<<<<
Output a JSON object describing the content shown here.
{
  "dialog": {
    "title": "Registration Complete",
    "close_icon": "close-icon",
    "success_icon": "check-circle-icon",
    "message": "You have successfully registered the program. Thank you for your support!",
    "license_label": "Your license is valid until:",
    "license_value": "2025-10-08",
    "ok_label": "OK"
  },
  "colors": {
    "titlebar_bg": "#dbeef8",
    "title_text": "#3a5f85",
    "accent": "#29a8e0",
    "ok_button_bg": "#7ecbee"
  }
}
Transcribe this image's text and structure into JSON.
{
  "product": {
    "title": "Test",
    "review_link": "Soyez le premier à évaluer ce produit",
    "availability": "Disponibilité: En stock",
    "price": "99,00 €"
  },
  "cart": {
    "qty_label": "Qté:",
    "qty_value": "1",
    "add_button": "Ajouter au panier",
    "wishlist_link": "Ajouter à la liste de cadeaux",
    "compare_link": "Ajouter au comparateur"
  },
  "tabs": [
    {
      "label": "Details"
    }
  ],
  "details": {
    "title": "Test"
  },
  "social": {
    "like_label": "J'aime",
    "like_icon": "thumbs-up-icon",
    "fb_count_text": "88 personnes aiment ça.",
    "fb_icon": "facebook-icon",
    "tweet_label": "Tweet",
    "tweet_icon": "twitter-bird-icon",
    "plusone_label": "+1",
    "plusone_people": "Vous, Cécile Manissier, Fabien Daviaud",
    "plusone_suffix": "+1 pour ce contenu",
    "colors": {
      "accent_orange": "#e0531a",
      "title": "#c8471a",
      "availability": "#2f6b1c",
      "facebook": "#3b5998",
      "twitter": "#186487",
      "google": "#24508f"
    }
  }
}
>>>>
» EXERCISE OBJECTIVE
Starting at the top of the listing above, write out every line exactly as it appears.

» EXERCISE ANSWER
Output a JSON object describing the content shown here.
{
  "dialog": {
    "title": "Registration Complete",
    "close_icon": "close-icon",
    "success_icon": "check-circle-icon",
    "message": "You have successfully registered the program. Thank you for your support!",
    "license_label": "Your license is valid until:",
    "license_value": "2025-10-08",
    "ok_label": "OK"
  },
  "colors": {
    "titlebar_bg": "#dbeef8",
    "title_text": "#3a5f85",
    "accent": "#29a8e0",
    "ok_button_bg": "#7ecbee"
  }
}
Transcribe this image's text and structure into JSON.
{
  "product": {
    "title": "Test",
    "review_link": "Soyez le premier à évaluer ce produit",
    "availability": "Disponibilité: En stock",
    "price": "99,00 €"
  },
  "cart": {
    "qty_label": "Qté:",
    "qty_value": "1",
    "add_button": "Ajouter au panier",
    "wishlist_link": "Ajouter à la liste de cadeaux",
    "compare_link": "Ajouter au comparateur"
  },
  "tabs": [
    {
      "label": "Details"
    }
  ],
  "details": {
    "title": "Test"
  },
  "social": {
    "like_label": "J'aime",
    "like_icon": "thumbs-up-icon",
    "fb_count_text": "88 personnes aiment ça.",
    "fb_icon": "facebook-icon",
    "tweet_label": "Tweet",
    "tweet_icon": "twitter-bird-icon",
    "plusone_label": "+1",
    "plusone_people": "Vous, Cécile Manissier, Fabien Daviaud",
    "plusone_suffix": "+1 pour ce contenu",
    "colors": {
      "accent_orange": "#e0531a",
      "title": "#c8471a",
      "availability": "#2f6b1c",
      "facebook": "#3b5998",
      "twitter": "#186487",
      "google": "#24508f"
    }
  }
}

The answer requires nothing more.